Tack Reducer is a gel made from a very light drying oil, making it completely compatible with the inks. Small amounts added to ink will efficiently reduce tack. Tack Reducer is transparent to allow the intensity of an inks color to be maintained.
Magnesium Carbonate Magnesium Carbonate
Magnesium Carbonate is traditionally used to stiffen ink. It will also reduce an ink's gloss level. Once added to ink, Magnesium Carbonate becomes transparent and will not alter the color of the ink. We recommend adding small amounts at a time; little is needed to add body to an ink. Mix well.
Gamsol Gamsol
Gamsol, the safest 100% pure odorless mineral spirit available which enables printmakers to easily modify inks and is also great for studio clean- up, eliminating the need for stronger solvents. Gamsol is much safer because harmful aromatic components have been removed.

We hope the information in this Studio Note is helpful to you in your work. If you have any questions, please don't hesitate to contact us.

The best part of our work is seeing the potential of our materials realized in your hands.

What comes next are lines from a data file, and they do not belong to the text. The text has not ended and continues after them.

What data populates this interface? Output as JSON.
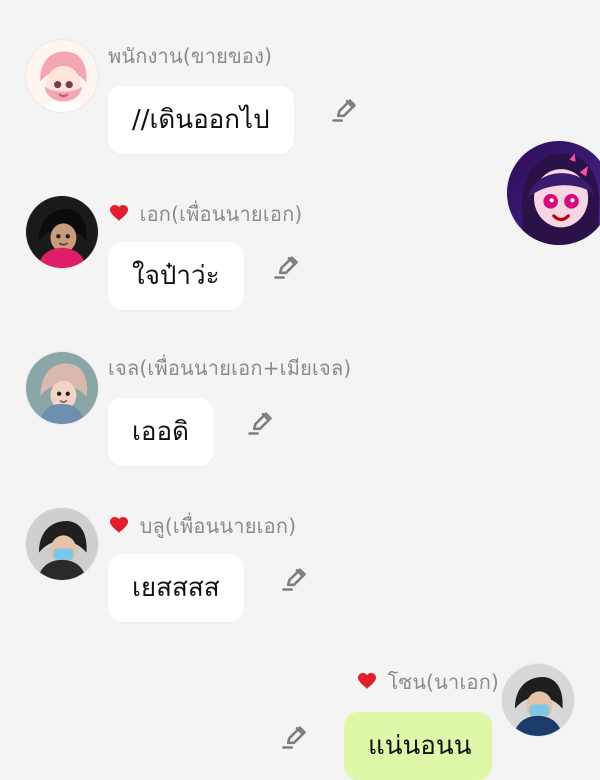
{
  "messages": [
    {
      "sender": "พนักงาน(ขายของ)",
      "text": "//เดินออกไป",
      "favorite": false
    },
    {
      "sender": "เอก(เพื่อนนายเอก)",
      "text": "ใจป๋าว่ะ",
      "favorite": true
    },
    {
      "sender": "เจล(เพื่อนนายเอก+เมียเจล)",
      "text": "เออดิ",
      "favorite": false
    },
    {
      "sender": "บลู(เพื่อนนายเอก)",
      "text": "เยสสสส",
      "favorite": true
    },
    {
      "sender": "โซน(นาเอก)",
      "text": "แน่นอนน",
      "favorite": true
    }
  ],
  "colors": {
    "background": "#f4f4f4",
    "bubble_received": "#ffffff",
    "bubble_sent": "#dff7a8",
    "name_text": "#8b8b8b",
    "heart": "#e11d2e"
  },
  "icons": {
    "edit": "pencil-icon",
    "favorite": "heart-icon"
  }
}
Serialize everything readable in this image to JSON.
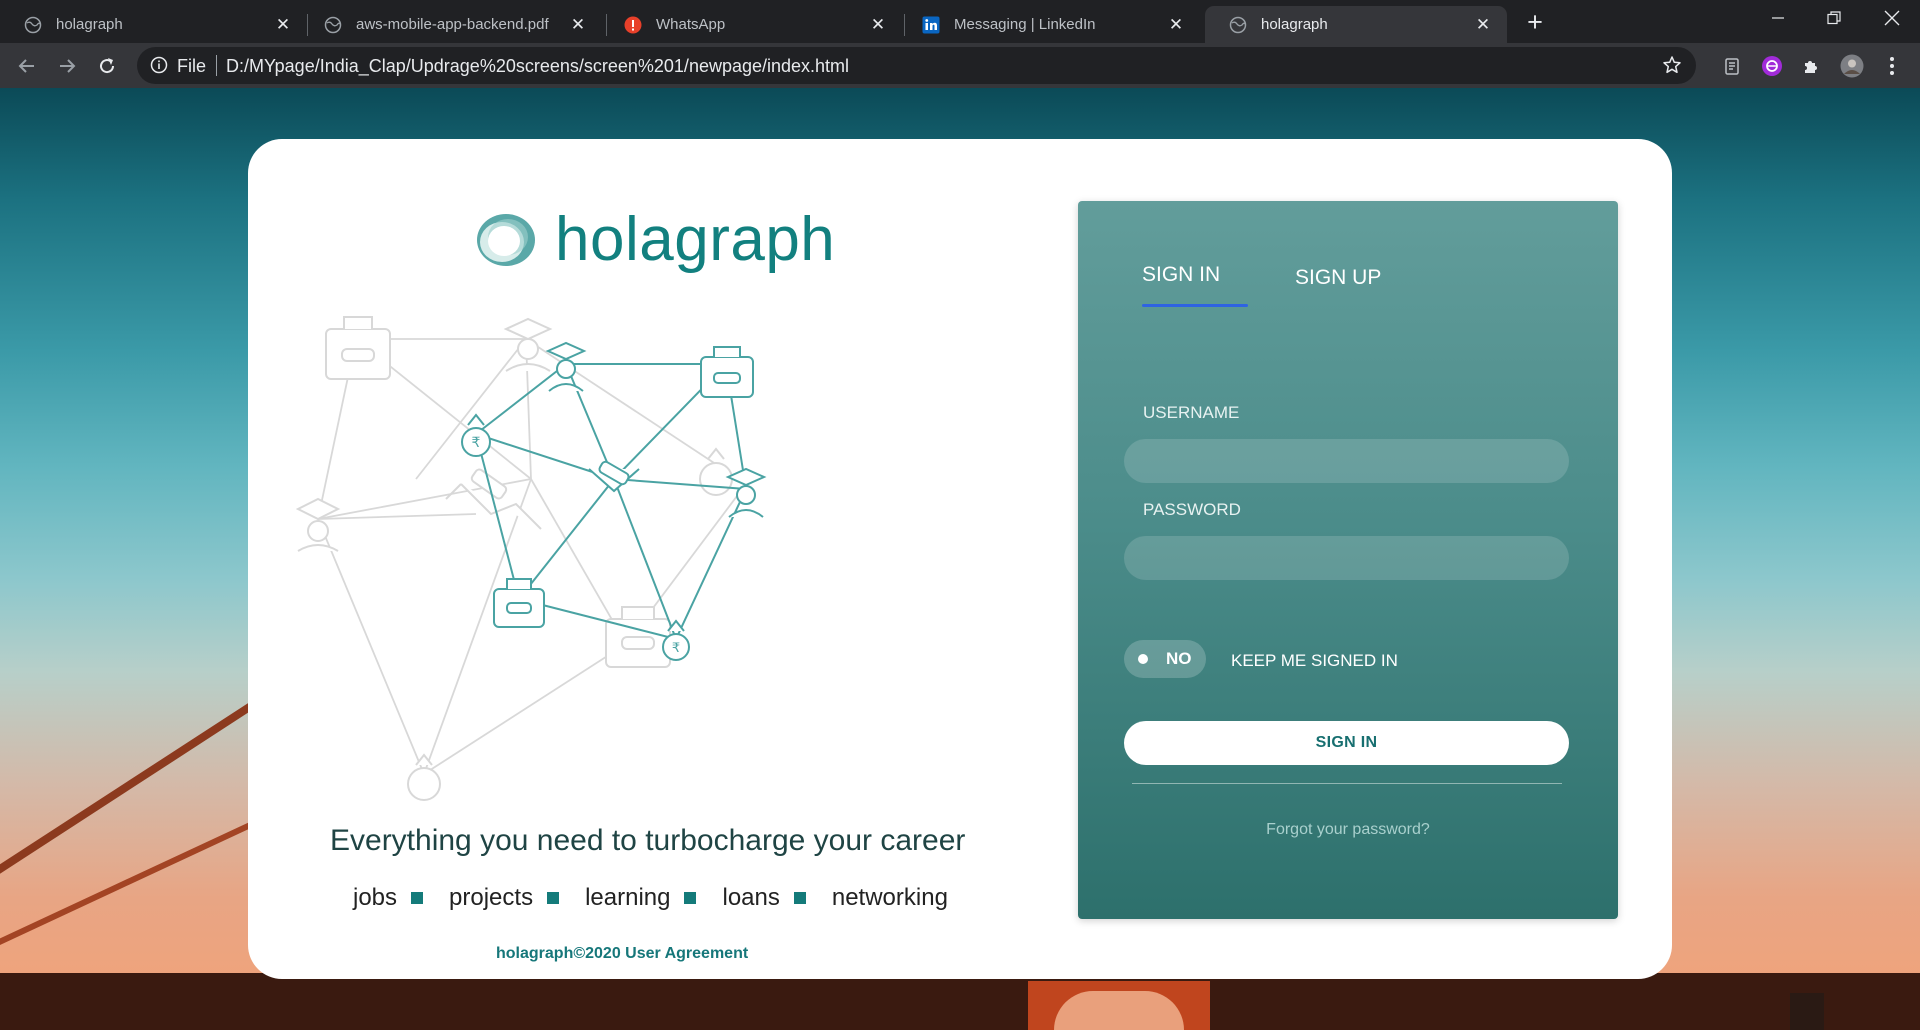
{
  "browser": {
    "tabs": [
      {
        "title": "holagraph",
        "favicon": "globe-icon"
      },
      {
        "title": "aws-mobile-app-backend.pdf",
        "favicon": "globe-icon"
      },
      {
        "title": "WhatsApp",
        "favicon": "whatsapp-alert-icon"
      },
      {
        "title": "Messaging | LinkedIn",
        "favicon": "linkedin-icon"
      },
      {
        "title": "holagraph",
        "favicon": "globe-icon",
        "active": true
      }
    ],
    "address": {
      "scheme_label": "File",
      "url": "D:/MYpage/India_Clap/Updrage%20screens/screen%201/newpage/index.html"
    }
  },
  "page": {
    "logo_text": "holagraph",
    "tagline": "Everything you need to turbocharge your career",
    "features": [
      "jobs",
      "projects",
      "learning",
      "loans",
      "networking"
    ],
    "footer_link": "holagraph©2020 User Agreement",
    "auth": {
      "tab_signin": "SIGN IN",
      "tab_signup": "SIGN UP",
      "username_label": "USERNAME",
      "username_value": "",
      "password_label": "PASSWORD",
      "password_value": "",
      "toggle_label": "NO",
      "keep_signed_in": "KEEP ME SIGNED IN",
      "signin_button": "SIGN IN",
      "forgot_password": "Forgot your password?"
    },
    "colors": {
      "brand": "#12807f",
      "panel_top": "#629d9b",
      "panel_bottom": "#2d706c",
      "active_tab_underline": "#2f63e2"
    }
  }
}
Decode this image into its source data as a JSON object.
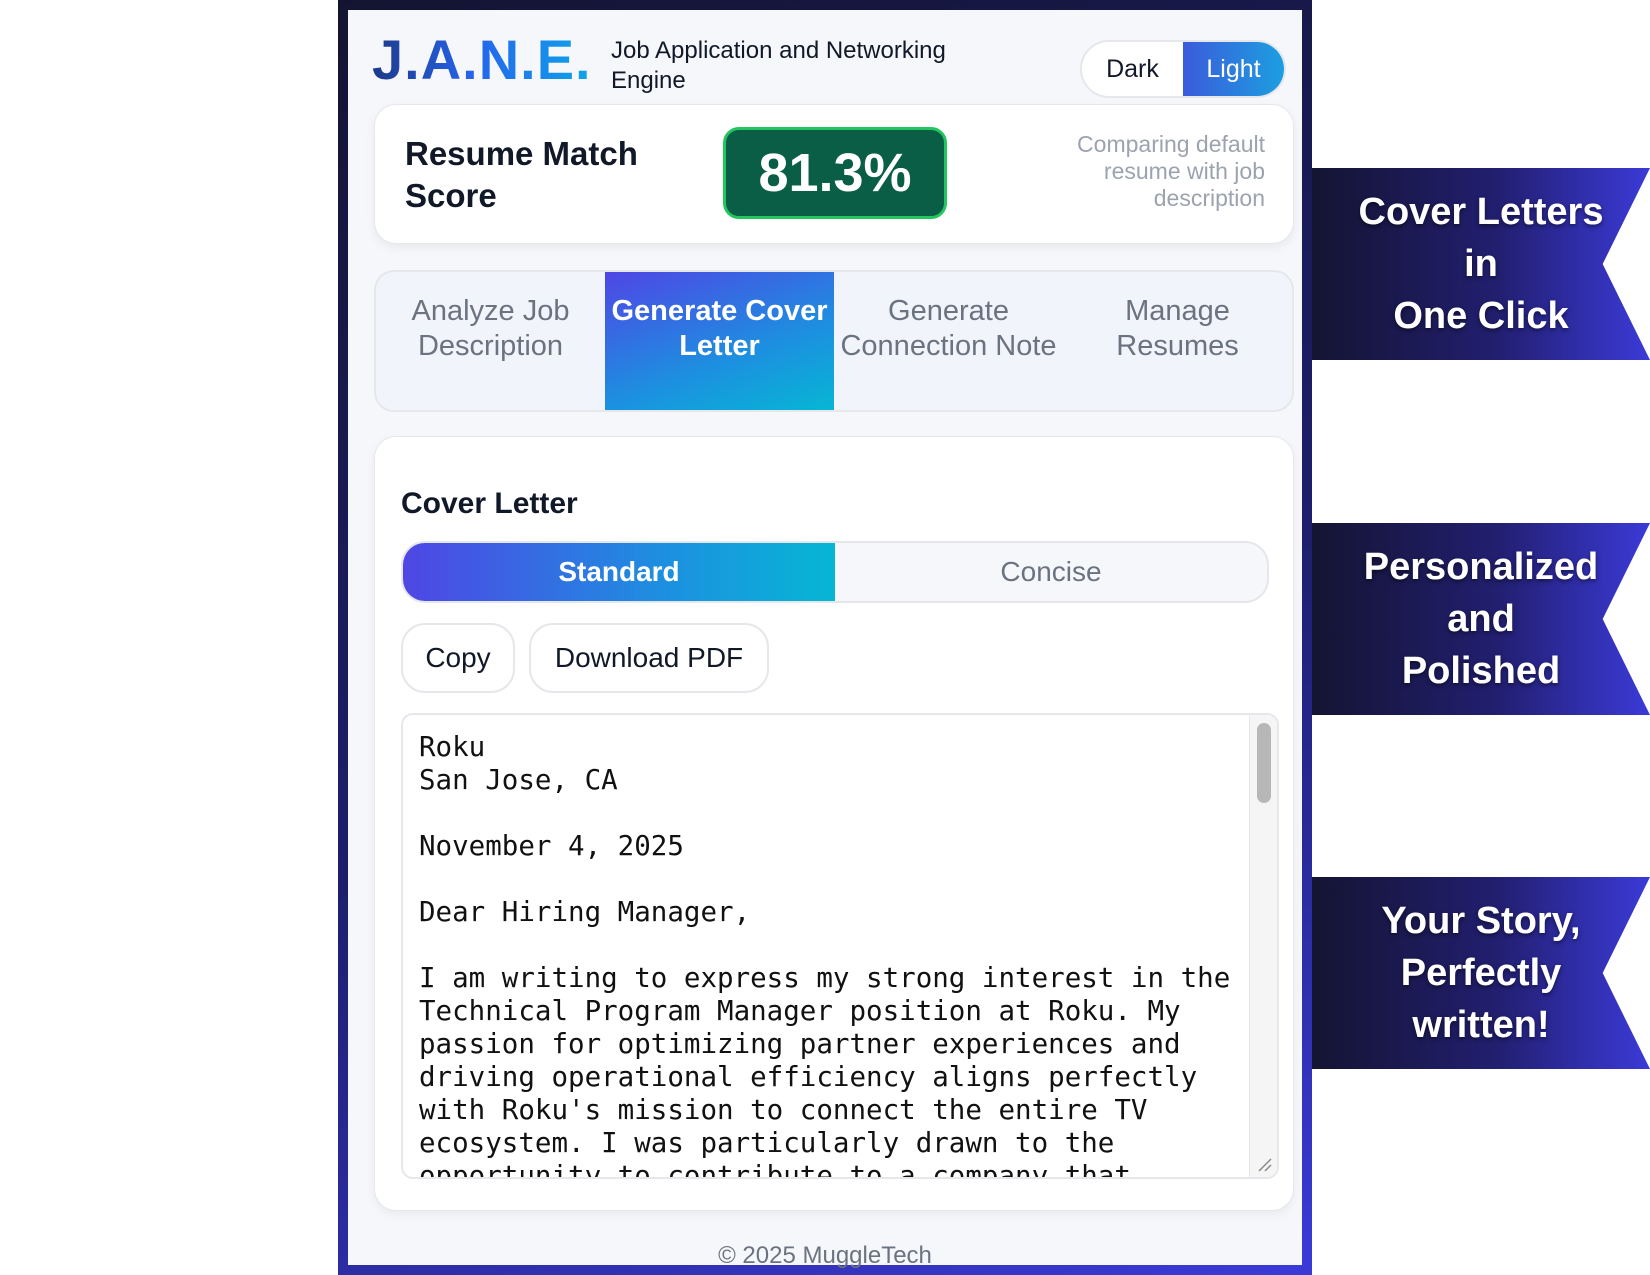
{
  "app": {
    "logo": "J.A.N.E.",
    "tagline": "Job Application and Networking Engine",
    "theme": {
      "options": [
        "Dark",
        "Light"
      ],
      "selected": "Light"
    }
  },
  "score": {
    "title": "Resume Match Score",
    "value": "81.3%",
    "note": "Comparing default resume with job description"
  },
  "tabs": [
    {
      "label": "Analyze Job Description",
      "active": false
    },
    {
      "label": "Generate Cover Letter",
      "active": true
    },
    {
      "label": "Generate Connection Note",
      "active": false
    },
    {
      "label": "Manage Resumes",
      "active": false
    }
  ],
  "cover_letter": {
    "title": "Cover Letter",
    "styles": [
      "Standard",
      "Concise"
    ],
    "selected_style": "Standard",
    "copy_label": "Copy",
    "download_label": "Download PDF",
    "text": "Roku\nSan Jose, CA\n\nNovember 4, 2025\n\nDear Hiring Manager,\n\nI am writing to express my strong interest in the Technical Program Manager position at Roku. My passion for optimizing partner experiences and driving operational efficiency aligns perfectly with Roku's mission to connect the entire TV ecosystem. I was particularly drawn to the opportunity to contribute to a company that"
  },
  "footer": "© 2025 MuggleTech",
  "banners": [
    "Cover Letters\nin\nOne Click",
    "Personalized\nand\nPolished",
    "Your Story,\nPerfectly\nwritten!"
  ],
  "colors": {
    "accent_gradient_start": "#4f46e5",
    "accent_gradient_end": "#06b6d4",
    "score_bg": "#0b5e46",
    "score_border": "#22c55e",
    "banner_dark": "#141432"
  },
  "icons": {
    "resize": "resize-handle-icon"
  }
}
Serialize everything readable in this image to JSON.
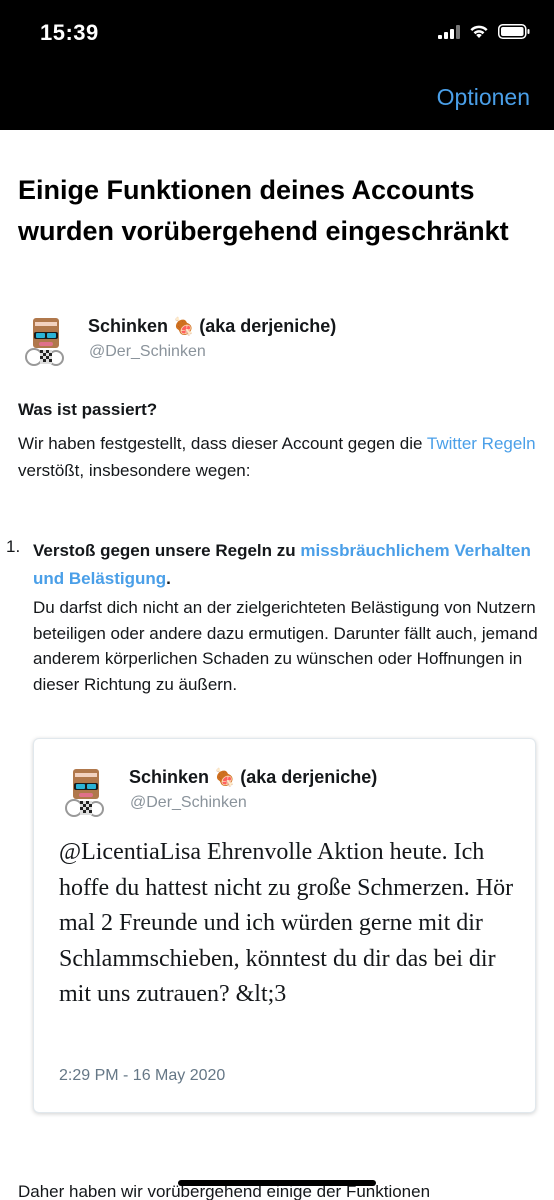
{
  "status_bar": {
    "time": "15:39",
    "icons": [
      "signal-icon",
      "wifi-icon",
      "battery-icon"
    ]
  },
  "nav": {
    "options_label": "Optionen"
  },
  "page": {
    "title": "Einige Funktionen deines Accounts wurden vorübergehend eingeschränkt"
  },
  "account": {
    "name": "Schinken",
    "name_suffix": "(aka derjeniche)",
    "emoji": "🍖",
    "handle": "@Der_Schinken"
  },
  "what_happened": {
    "title": "Was ist passiert?",
    "text_before_link": "Wir haben festgestellt, dass dieser Account gegen die",
    "link_label": "Twitter Regeln",
    "text_after_link": "verstößt, insbesondere wegen:"
  },
  "rule": {
    "number": "1.",
    "heading_start": "Verstoß gegen unsere Regeln zu",
    "heading_link": "missbräuchlichem Verhalten und Belästigung",
    "heading_end": ".",
    "description": "Du darfst dich nicht an der zielgerichteten Belästigung von Nutzern beteiligen oder andere dazu ermutigen. Darunter fällt auch, jemand anderem körperlichen Schaden zu wünschen oder Hoffnungen in dieser Richtung zu äußern."
  },
  "tweet": {
    "name": "Schinken",
    "name_suffix": "(aka derjeniche)",
    "emoji": "🍖",
    "handle": "@Der_Schinken",
    "text": "@LicentiaLisa Ehrenvolle Aktion heute. Ich hoffe du hattest nicht zu große Schmerzen. Hör mal 2 Freunde und ich würden gerne mit dir Schlammschieben, könntest du dir das bei dir mit uns zutrauen? &lt;3",
    "timestamp": "2:29 PM - 16 May 2020"
  },
  "footer": {
    "partial_text": "Daher haben wir vorübergehend einige der Funktionen"
  },
  "colors": {
    "link": "#4a9fe8",
    "text": "#14171a",
    "muted": "#8a939b"
  }
}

We look forward to hearing from you and would be honored to work with you.

Robert Gamblin

Briana Ball
Product Manager
Gamblin Artists Colors

If you do not wish to receive any future e-mailings, please Unsubscribe

Gamblin Artists Colors Co. PO Box 15009 Portland, OR 97293 USA
Telephone: 503.235.1945  Fax: 503.235.1946